Messages from Keidanren Executives March, 2017 Meeting Basic Needs Makes for Fine Manners
When I get together with other members of my generation, the talk invariably turns to the topics of grandchildren and illnesses. Regrettably, instead of writing about my grandchildren, here I would like to turn to a different topic.
Still, in a sense, the topics of grandchildren and illnesses can serve as metaphors for Japan's future (its children) and its present (the elderly).
First, if we look to the present, is Japan's social welfare system truly sustainable? Since Japan has already become a super-aging society, its spending on social security and healthcare continues to increase, but the sustainability of this system—including the source of funds for this spending—is extremely precarious.
In addition, if we look to the future, Japan faces a declining population, and there are questions about whether it can maintain its current level of affluence in the future.
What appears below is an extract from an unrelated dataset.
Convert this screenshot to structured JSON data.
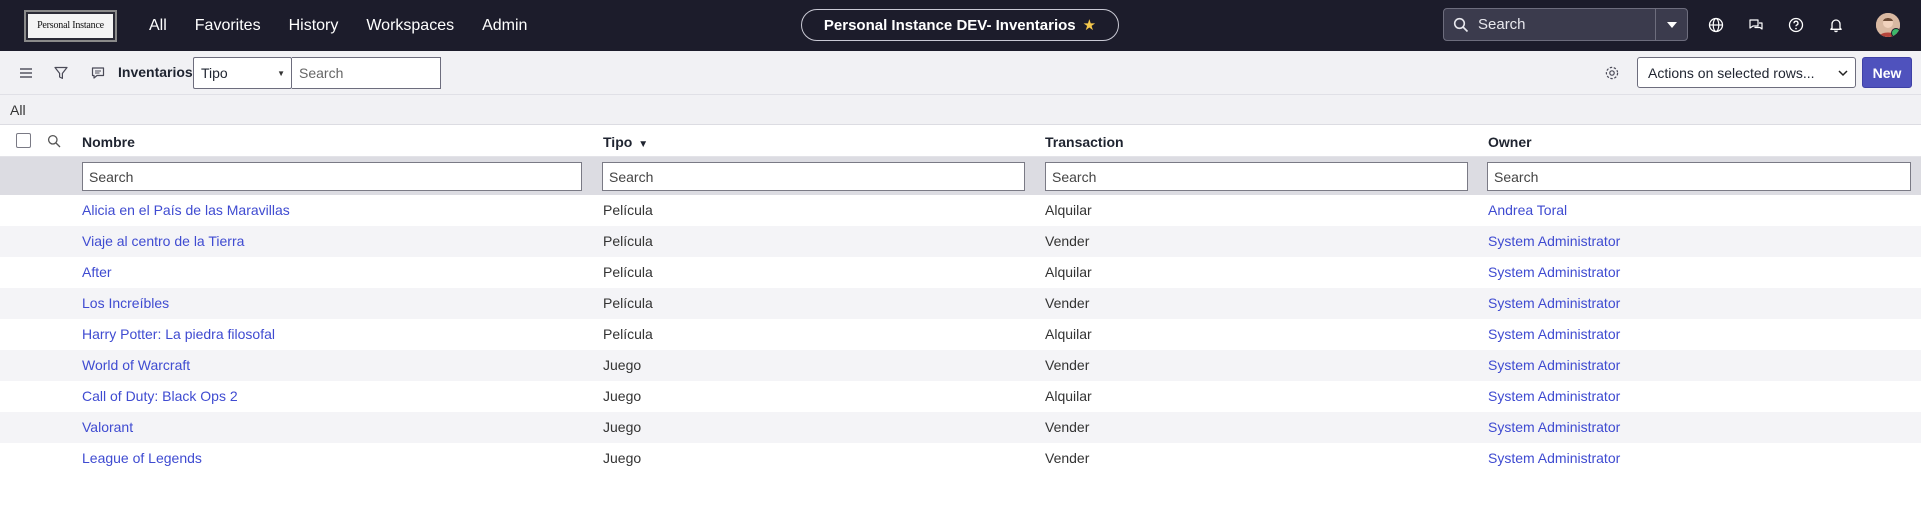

The increase in irregular employment among younger workers saps their motivation and is holding down Japan's labor productivity. In an environment in which the potential economic growth rate is now below 1%, even cries for economic growth ring hollow.
Nevertheless, we cannot afford to simply despair. In his new book, Population and Japan's Economy, published last year, Professor Hiroshi Yoshikawa strongly admonishes that Japan's "pessimism about a declining population has gone too far." While a declining population is a big problem, he argues that what is more important for economic growth is innovation. Businesspeople like us need to forge ahead to create product innovations that will generate new sources of demand.
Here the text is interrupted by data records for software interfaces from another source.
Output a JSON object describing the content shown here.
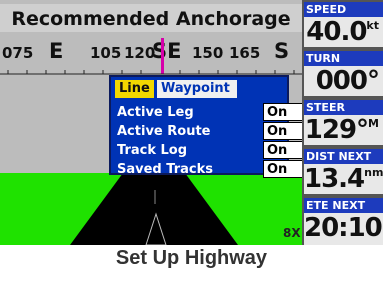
{
  "screen": {
    "title": "Recommended Anchorage",
    "compass": {
      "ticks": [
        "075",
        "E",
        "105",
        "120",
        "SE",
        "150",
        "165",
        "S"
      ]
    },
    "zoom": "8X"
  },
  "popup": {
    "tabs": [
      "Line",
      "Waypoint"
    ],
    "rows": [
      {
        "label": "Active Leg",
        "value": "On"
      },
      {
        "label": "Active Route",
        "value": "On"
      },
      {
        "label": "Track Log",
        "value": "On"
      },
      {
        "label": "Saved Tracks",
        "value": "On"
      }
    ]
  },
  "fields": [
    {
      "label": "SPEED",
      "value": "40.0",
      "unit": "kt"
    },
    {
      "label": "TURN",
      "value": "000°",
      "unit": ""
    },
    {
      "label": "STEER",
      "value": "129°",
      "unit": "M"
    },
    {
      "label": "DIST NEXT",
      "value": "13.4",
      "unit": "nm"
    },
    {
      "label": "ETE NEXT",
      "value": "20:10",
      "unit": ""
    }
  ],
  "caption": "Set Up Highway",
  "colors": {
    "popup_bg": "#0033b5",
    "active_tab": "#f2d800",
    "field_label_bg": "#1d3bbd",
    "ground": "#1fe200",
    "heading_mark": "#d600aa"
  }
}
Still, it is an illusion to think that innovation will resolve all of the issues we face. Events that shocked the world last year, such as the Brexit (Britain votes to leave the EU) and the election of Donald Trump, in my view stemmed from social unrest caused by the problems of rising inequality and poverty.
There is an expression in Japanese, which comes from a Chinese saying, that loosely translates into English as "Meeting basic needs makes for fine manners." In other words, it is only once people's basic needs are satisfied in their daily lives that they can begin to make rational decisions. Likewise, Japan must not take the position that these global trends are simply somebody else's problem. We must squarely face the issues of rising inequality and poverty and, to minimize social unrest, work hard on reforming the taxation system to promote a redistribution of income and a sustainable social welfare system.